The Australian Academy of Science says further action is needed to strengthen the governance of Australian research following the publication of an evaluation of the performance of the Australian Research Integrity Committee (ARIC).
The evaluation by KPMG was published earlier this week after being commissioned by two of the nation’s research funding councils: the National Health and Medical Research Council (NHMRC) and the Australian Research Council (ARC).
Responding to the publication of the ARIC evaluation, the Academy’s Secretary for Science Policy, Professor Ian Chubb, said processes are important, and good changes are welcome.
“ARIC might be more efficient if the recommendations of the evaluation are adopted. Time will tell,” said Professor Chubb.
“However, the substance of the issues that we must deal with will be missed when the terms of reference of a review are so narrow that it cannot grapple with the threats to the scientific enterprise.
“This evaluation will, therefore, not advance Australia’s capacity to manage allegations of research misconduct in any of our organisations, large or small.”
The Academy notes recommendation (11) of the evaluation, which says:
ARIC Reports should make assessments to balance the importance of ensuring adherence to the Code with countervailing priorities, such as the costs for institutions and the scale of institutional breaches or deviations from defined processes.
Professor Chubb said read literally, this recommendation suggests adhering to the Code is optional.
“This evaluation itself identified that international best practice is a system that is national in scale, has processes and policies that align with national policy and an oversight mechanism.
“We do not have such a system, and even what we have is limited, officially, to organisations that receive funding from NHMRC and ARC, or some others that may volunteer.
“There is no reason to believe that research misconduct is limited to such institutions. Any institution that receives public funding to conduct research should be subject to both the Code and to the consequences of any breach,” Professor Chubb said.
In a new position statement on research integrity published earlier this month, the Academy said protecting the scientific enterprise from research misconduct is a difficult task and that although Australia’s current system attempts to be all-encompassing, there are deficiencies in several areas such as coverage, accountability and transparency.
The Academy submission noted that ARIC also has deficiencies owing primarily to the narrow scope of its remit.
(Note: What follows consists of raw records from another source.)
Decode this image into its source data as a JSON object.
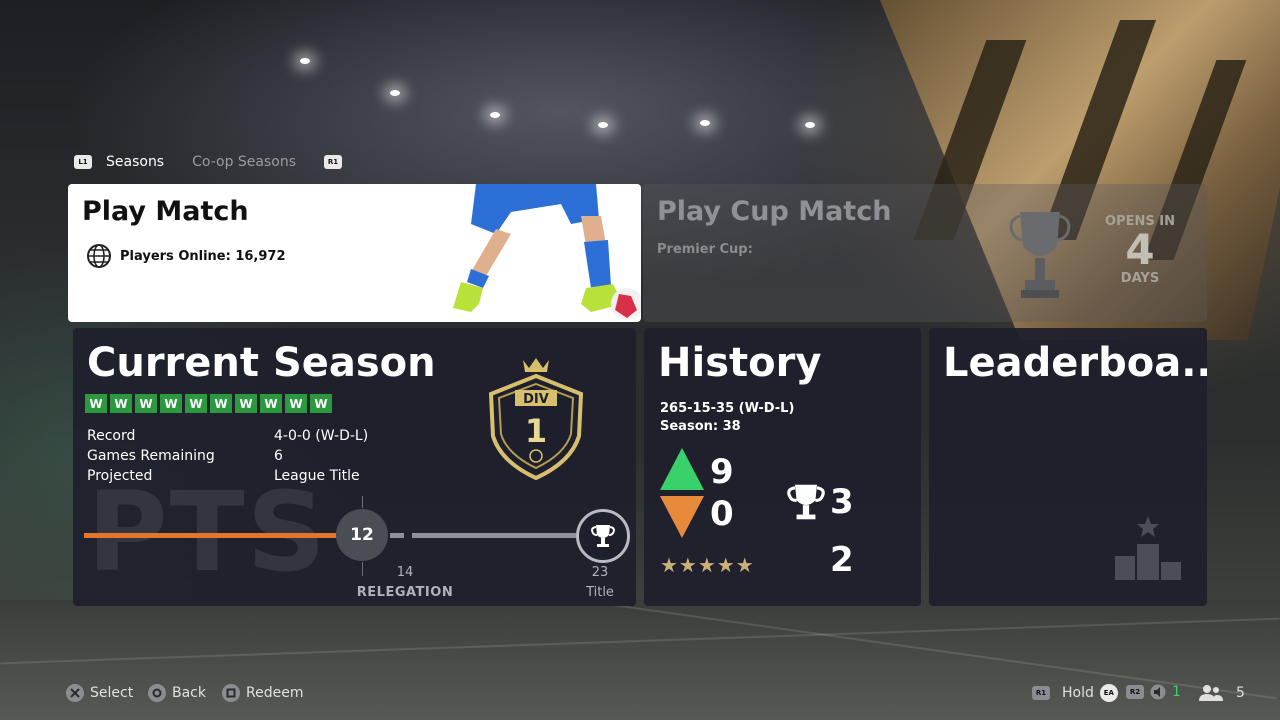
{
  "tabs": {
    "left_button": "L1",
    "right_button": "R1",
    "items": [
      {
        "label": "Seasons",
        "active": true
      },
      {
        "label": "Co-op Seasons",
        "active": false
      }
    ]
  },
  "play_match": {
    "title": "Play Match",
    "players_online": "Players Online: 16,972"
  },
  "cup_match": {
    "title": "Play Cup Match",
    "subtitle": "Premier Cup:",
    "opens_in_label": "OPENS IN",
    "opens_in_value": "4",
    "opens_in_unit": "DAYS"
  },
  "current_season": {
    "title": "Current Season",
    "results": [
      "W",
      "W",
      "W",
      "W",
      "W",
      "W",
      "W",
      "W",
      "W",
      "W"
    ],
    "stats": [
      {
        "label": "Record",
        "value": "4-0-0 (W-D-L)"
      },
      {
        "label": "Games Remaining",
        "value": "6"
      },
      {
        "label": "Projected",
        "value": "League Title"
      }
    ],
    "badge_top": "DIV",
    "division": "1",
    "watermark": "PTS",
    "points": {
      "current": "12",
      "current_value": 12,
      "relegation_value": "14",
      "relegation_label": "RELEGATION",
      "title_value": "23",
      "title_label": "Title"
    }
  },
  "history": {
    "title": "History",
    "record": "265-15-35 (W-D-L)",
    "season": "Season: 38",
    "promotions": "9",
    "relegations": "0",
    "titles": "3",
    "second_stat": "2",
    "star_rating": 5
  },
  "leaderboard": {
    "title": "Leaderboa..."
  },
  "footer": {
    "select": "Select",
    "back": "Back",
    "redeem": "Redeem",
    "hold": "Hold",
    "r1": "R1",
    "r2": "R2",
    "ea": "EA",
    "notifications": "1",
    "friends": "5"
  },
  "colors": {
    "win": "#2b9a3f",
    "progress": "#e2762e",
    "promotion": "#39d26a",
    "relegation": "#e88a3b",
    "gold": "#c9b27a"
  }
}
The Academy will continue to engage with the sector, funding agencies and government on meaningful changes to enhance the governance of research misconduct and looks forward to deeper conversations on the matter.